The principle of the thing: “When I first moved here, businesses were run by local people who invested in their neighborhood,” she says. “Now, it’s all new money coming in from outside, and they don’t seem to have the same amount of respect.” The Grub guys—who recycled glass outside her window at 2 a.m., among other sins—“were flat-out rude.”
Allies: Her boom-weary neighbors.
On the other side:Cash flow–challenged restaurateurs, some of whom have poured thousands of dollars into acoustic engineering to placate Gamez. Their not-so-nice label for her: “neighborhood vigilante.”
Katherine Howard, SF Ocean Edge
Street cred: This landscape architect has helped block various projects in Golden Gate Park, including plans for a 40,000-square-foot water treatment plant.
Current crusade: Preventing the Beach Chalet soccer fields, which have been ravaged by gophers for decades, from being covered by synthetic turf.
The wrench thrown: A series of appeals of the city’s environmental impact report has stalled the project for two years and counting.
The principle of the thing: “Using artificial turf is as environmentally unfriendly as pouring asphalt,” Howard contends. The park “is supposed to be as wild and natural as possible. This is the exact opposite of that.”
On the other side: S.F.’s Recreation and Parks Department and the City Fields Foundation, established by Gap scions Bob, Bill, and John Fisher in 2006. “The challenge comes when you don’t have the spirit of collaboration,” opines the nonprofit’s spokesman, Patrick Hannan. “Instead, they’ll delay and hope to win by attrition.”

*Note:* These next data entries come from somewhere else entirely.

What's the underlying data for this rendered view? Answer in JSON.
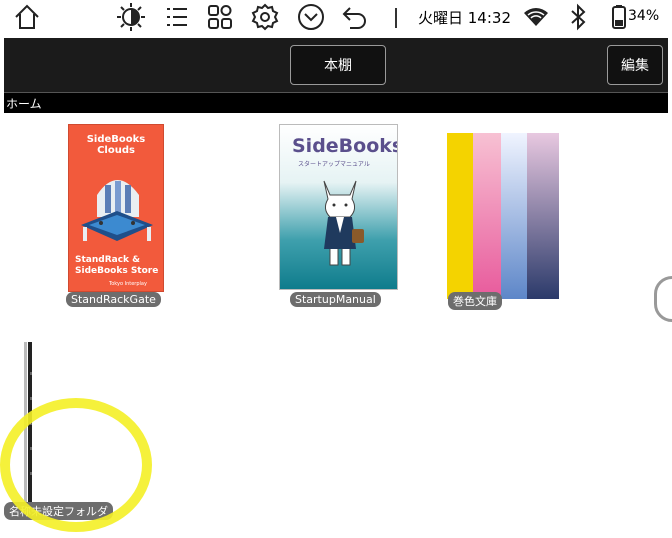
{
  "status_bar": {
    "icons": [
      "home-icon",
      "brightness-icon",
      "list-icon",
      "apps-icon",
      "settings-icon",
      "dropdown-icon",
      "back-icon",
      "wifi-icon",
      "bluetooth-icon",
      "battery-icon"
    ],
    "datetime": "火曜日 14:32",
    "battery": "34%"
  },
  "toolbar": {
    "shelf_label": "本棚",
    "edit_label": "編集"
  },
  "breadcrumb": "ホーム",
  "books": [
    {
      "caption": "StandRackGate",
      "cover_title": "SideBooks Clouds",
      "cover_subtitle_1": "StandRack &",
      "cover_subtitle_2": "SideBooks Store",
      "cover_author": "Tokyo Interplay"
    },
    {
      "caption": "StartupManual",
      "cover_title": "SideBooks",
      "cover_subtitle": "スタートアップマニュアル"
    },
    {
      "caption": "巻色文庫"
    }
  ],
  "folder": {
    "caption": "名称未設定フォルダ"
  },
  "colors": {
    "toolbar_bg": "#1b1b1b",
    "highlight": "#f4f026",
    "cover_orange": "#f25a3c"
  }
}
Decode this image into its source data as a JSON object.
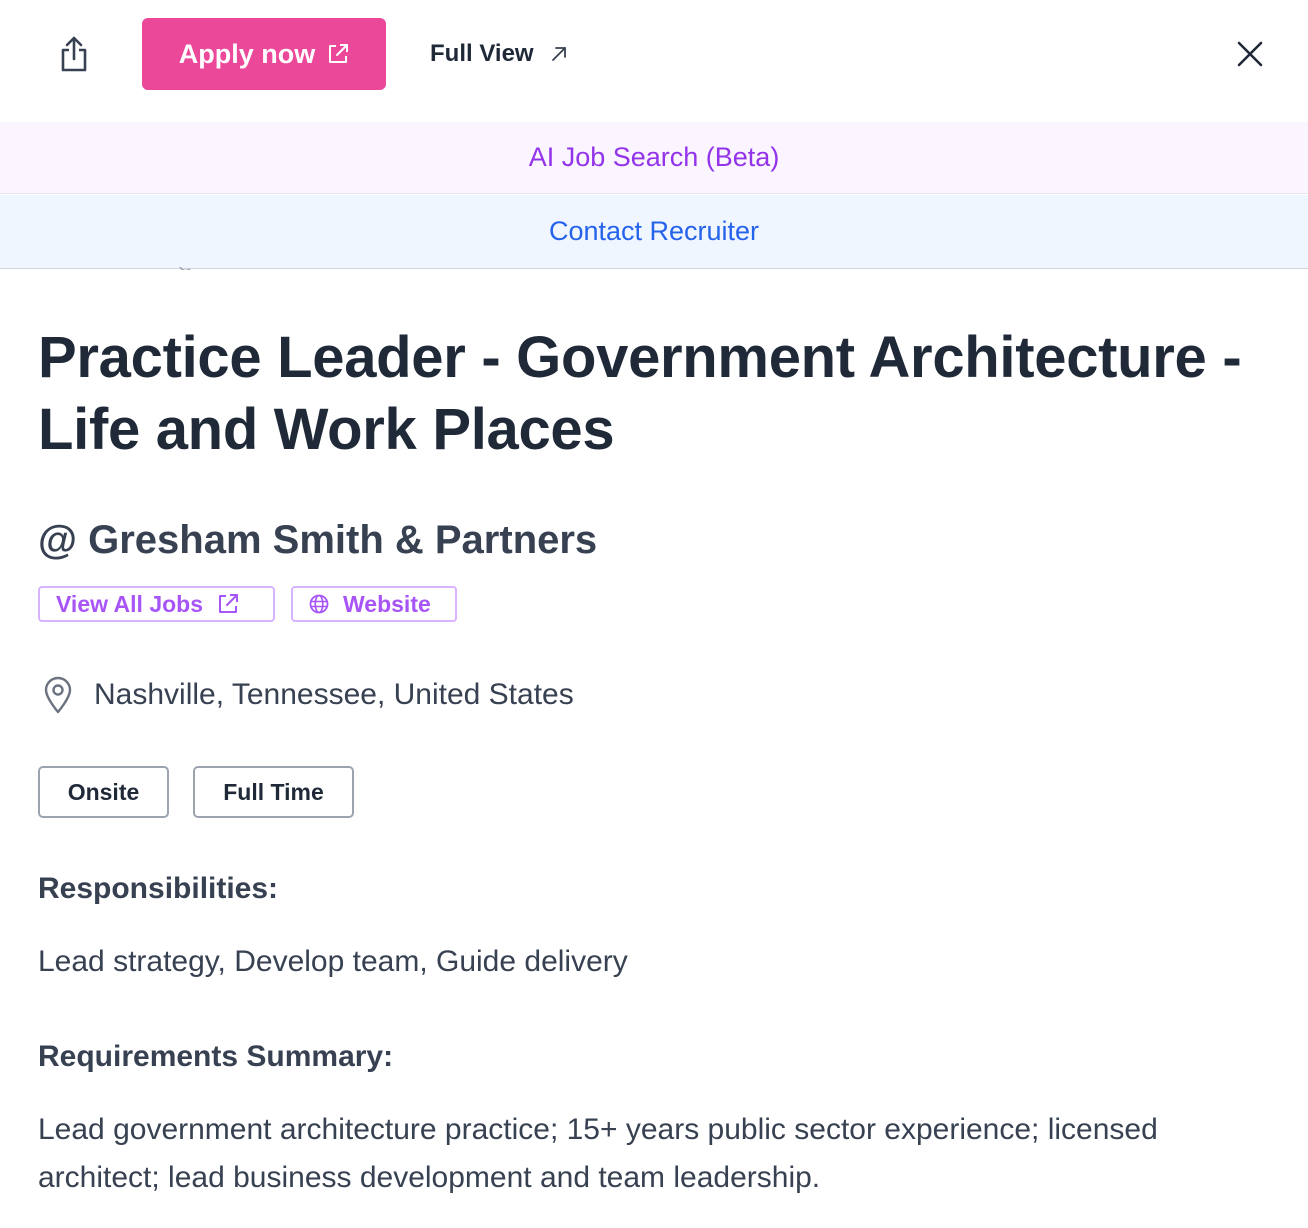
{
  "toolbar": {
    "share_icon": "share-icon",
    "apply_label": "Apply now",
    "apply_icon": "external-link-icon",
    "apply_color": "#ec4899",
    "full_view_label": "Full View",
    "full_view_icon": "arrow-up-right-icon",
    "close_icon": "close-icon"
  },
  "banners": {
    "ai_search_label": "AI Job Search (Beta)",
    "ai_search_color": "#9333ea",
    "contact_recruiter_label": "Contact Recruiter",
    "contact_recruiter_color": "#2563eb"
  },
  "job": {
    "title": "Practice Leader - Government Architecture - Life and Work Places",
    "company": "@ Gresham Smith & Partners",
    "links": {
      "view_all_jobs_label": "View All Jobs",
      "view_all_jobs_icon": "external-link-icon",
      "website_label": "Website",
      "website_icon": "globe-icon",
      "accent_color": "#a855f7"
    },
    "location_icon": "map-pin-icon",
    "location": "Nashville, Tennessee, United States",
    "tags": [
      "Onsite",
      "Full Time"
    ],
    "responsibilities_heading": "Responsibilities:",
    "responsibilities": "Lead strategy, Develop team, Guide delivery",
    "requirements_heading": "Requirements Summary:",
    "requirements": "Lead government architecture practice; 15+ years public sector experience; licensed architect; lead business development and team leadership."
  }
}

Originally published in the December 2012 issue of San Francisco.